THE PROBLEM
Copy each line below in which the string "disk" occurs.

INPUT
════════

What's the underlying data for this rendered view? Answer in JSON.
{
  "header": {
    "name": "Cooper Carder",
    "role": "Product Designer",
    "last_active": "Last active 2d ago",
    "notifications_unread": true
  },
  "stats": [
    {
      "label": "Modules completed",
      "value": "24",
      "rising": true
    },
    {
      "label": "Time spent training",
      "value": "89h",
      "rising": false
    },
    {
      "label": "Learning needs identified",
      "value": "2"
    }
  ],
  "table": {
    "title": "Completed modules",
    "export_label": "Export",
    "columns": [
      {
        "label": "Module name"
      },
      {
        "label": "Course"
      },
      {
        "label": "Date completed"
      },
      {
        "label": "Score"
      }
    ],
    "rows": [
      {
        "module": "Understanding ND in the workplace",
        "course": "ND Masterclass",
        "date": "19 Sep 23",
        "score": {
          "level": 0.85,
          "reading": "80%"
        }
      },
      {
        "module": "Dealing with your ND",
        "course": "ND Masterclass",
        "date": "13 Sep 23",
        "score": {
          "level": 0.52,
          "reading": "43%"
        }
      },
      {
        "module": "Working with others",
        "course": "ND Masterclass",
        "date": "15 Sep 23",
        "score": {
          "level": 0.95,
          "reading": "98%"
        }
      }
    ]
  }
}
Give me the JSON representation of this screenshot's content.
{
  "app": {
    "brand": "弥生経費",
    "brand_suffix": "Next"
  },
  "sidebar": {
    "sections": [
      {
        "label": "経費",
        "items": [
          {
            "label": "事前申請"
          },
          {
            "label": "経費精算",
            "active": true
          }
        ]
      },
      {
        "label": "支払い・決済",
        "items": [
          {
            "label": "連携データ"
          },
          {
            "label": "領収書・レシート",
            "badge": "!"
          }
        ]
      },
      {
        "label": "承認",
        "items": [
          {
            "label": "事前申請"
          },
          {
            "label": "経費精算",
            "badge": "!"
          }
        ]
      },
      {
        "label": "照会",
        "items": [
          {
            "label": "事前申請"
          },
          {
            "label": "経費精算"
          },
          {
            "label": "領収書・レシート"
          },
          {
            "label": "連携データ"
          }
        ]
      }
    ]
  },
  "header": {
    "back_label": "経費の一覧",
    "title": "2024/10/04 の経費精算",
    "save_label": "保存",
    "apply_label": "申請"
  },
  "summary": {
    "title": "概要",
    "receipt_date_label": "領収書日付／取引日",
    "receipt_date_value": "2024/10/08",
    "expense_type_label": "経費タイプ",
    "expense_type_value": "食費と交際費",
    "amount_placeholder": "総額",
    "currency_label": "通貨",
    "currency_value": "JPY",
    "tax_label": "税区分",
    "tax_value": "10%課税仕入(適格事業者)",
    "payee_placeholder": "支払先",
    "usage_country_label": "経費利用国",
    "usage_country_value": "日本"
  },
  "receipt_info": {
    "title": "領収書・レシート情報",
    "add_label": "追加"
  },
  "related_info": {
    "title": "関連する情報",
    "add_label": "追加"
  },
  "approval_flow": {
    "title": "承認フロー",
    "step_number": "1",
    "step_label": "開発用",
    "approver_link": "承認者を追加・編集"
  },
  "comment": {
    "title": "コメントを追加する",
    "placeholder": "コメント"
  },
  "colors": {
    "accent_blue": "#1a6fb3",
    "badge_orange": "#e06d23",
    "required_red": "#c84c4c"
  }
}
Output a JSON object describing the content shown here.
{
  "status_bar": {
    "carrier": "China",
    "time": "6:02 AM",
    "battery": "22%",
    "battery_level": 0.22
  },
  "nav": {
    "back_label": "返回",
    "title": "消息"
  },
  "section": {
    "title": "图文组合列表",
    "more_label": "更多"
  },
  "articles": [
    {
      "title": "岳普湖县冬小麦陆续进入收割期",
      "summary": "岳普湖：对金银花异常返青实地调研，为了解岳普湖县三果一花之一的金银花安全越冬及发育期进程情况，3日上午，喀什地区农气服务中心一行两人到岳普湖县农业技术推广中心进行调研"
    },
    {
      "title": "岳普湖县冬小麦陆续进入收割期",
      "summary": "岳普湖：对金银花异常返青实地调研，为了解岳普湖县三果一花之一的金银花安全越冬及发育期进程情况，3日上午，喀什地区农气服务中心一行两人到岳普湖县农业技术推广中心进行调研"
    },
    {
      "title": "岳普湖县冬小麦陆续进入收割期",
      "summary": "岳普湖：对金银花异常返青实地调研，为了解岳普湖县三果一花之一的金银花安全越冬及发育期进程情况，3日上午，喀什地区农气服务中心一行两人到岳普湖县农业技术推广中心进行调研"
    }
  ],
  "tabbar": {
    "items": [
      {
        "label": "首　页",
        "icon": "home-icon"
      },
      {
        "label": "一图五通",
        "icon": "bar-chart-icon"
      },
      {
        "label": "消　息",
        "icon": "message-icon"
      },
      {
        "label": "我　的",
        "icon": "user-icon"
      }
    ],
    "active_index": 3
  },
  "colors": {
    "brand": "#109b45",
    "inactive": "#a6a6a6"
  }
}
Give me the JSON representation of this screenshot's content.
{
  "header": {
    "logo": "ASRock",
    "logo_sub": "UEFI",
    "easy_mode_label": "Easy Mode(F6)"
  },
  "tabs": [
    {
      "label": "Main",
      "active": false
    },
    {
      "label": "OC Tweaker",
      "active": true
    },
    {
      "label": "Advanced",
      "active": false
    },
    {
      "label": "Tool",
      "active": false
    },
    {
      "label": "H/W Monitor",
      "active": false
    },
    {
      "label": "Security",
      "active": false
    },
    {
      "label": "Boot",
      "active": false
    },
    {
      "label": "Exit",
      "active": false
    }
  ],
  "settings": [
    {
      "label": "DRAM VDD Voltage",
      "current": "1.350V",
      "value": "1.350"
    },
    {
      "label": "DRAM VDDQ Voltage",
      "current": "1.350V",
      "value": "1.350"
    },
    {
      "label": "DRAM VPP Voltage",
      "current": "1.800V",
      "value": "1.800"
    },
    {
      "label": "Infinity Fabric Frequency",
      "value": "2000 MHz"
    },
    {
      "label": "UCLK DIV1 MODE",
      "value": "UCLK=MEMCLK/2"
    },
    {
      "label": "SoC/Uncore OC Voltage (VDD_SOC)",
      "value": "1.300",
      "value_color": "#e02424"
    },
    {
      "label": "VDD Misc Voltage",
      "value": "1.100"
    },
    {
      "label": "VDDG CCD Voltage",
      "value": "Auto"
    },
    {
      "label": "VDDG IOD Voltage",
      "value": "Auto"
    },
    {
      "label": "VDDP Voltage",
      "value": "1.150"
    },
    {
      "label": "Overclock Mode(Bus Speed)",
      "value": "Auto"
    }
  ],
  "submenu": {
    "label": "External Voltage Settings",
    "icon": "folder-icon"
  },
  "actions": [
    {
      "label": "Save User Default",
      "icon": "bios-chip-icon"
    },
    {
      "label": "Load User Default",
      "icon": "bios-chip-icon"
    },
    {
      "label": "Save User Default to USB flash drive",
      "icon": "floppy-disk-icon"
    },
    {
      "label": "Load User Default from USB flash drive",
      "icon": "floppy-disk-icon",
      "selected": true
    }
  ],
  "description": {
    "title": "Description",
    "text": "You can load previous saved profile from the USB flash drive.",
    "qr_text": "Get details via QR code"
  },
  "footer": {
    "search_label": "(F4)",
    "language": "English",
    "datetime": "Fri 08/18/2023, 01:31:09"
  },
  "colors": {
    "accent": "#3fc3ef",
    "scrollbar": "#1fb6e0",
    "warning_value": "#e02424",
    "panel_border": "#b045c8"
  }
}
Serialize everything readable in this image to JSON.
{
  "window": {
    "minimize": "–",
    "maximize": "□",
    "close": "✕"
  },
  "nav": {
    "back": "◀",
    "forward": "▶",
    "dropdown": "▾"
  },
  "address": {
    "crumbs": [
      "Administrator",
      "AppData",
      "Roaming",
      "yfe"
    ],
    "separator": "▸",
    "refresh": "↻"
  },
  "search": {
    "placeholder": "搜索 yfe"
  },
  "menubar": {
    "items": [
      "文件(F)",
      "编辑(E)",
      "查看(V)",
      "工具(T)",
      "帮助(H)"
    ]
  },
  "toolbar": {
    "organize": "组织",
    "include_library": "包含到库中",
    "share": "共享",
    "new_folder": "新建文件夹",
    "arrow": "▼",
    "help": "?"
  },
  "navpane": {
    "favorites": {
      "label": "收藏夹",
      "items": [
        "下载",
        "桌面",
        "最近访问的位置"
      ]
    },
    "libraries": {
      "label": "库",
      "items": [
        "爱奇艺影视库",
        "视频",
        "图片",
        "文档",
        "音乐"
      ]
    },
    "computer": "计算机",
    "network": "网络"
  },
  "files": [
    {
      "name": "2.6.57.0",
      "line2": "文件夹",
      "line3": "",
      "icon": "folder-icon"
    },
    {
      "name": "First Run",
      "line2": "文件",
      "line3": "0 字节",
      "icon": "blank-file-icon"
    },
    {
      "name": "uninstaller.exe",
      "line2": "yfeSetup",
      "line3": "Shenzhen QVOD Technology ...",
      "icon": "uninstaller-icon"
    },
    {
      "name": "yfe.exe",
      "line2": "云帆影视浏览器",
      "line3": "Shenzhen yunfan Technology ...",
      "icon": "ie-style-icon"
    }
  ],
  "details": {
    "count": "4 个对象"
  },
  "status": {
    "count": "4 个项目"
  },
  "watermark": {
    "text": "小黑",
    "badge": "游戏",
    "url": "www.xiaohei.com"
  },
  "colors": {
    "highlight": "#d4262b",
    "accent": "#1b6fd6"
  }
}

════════

ANSWER
      "icon": "floppy-disk-icon"
      "icon": "floppy-disk-icon",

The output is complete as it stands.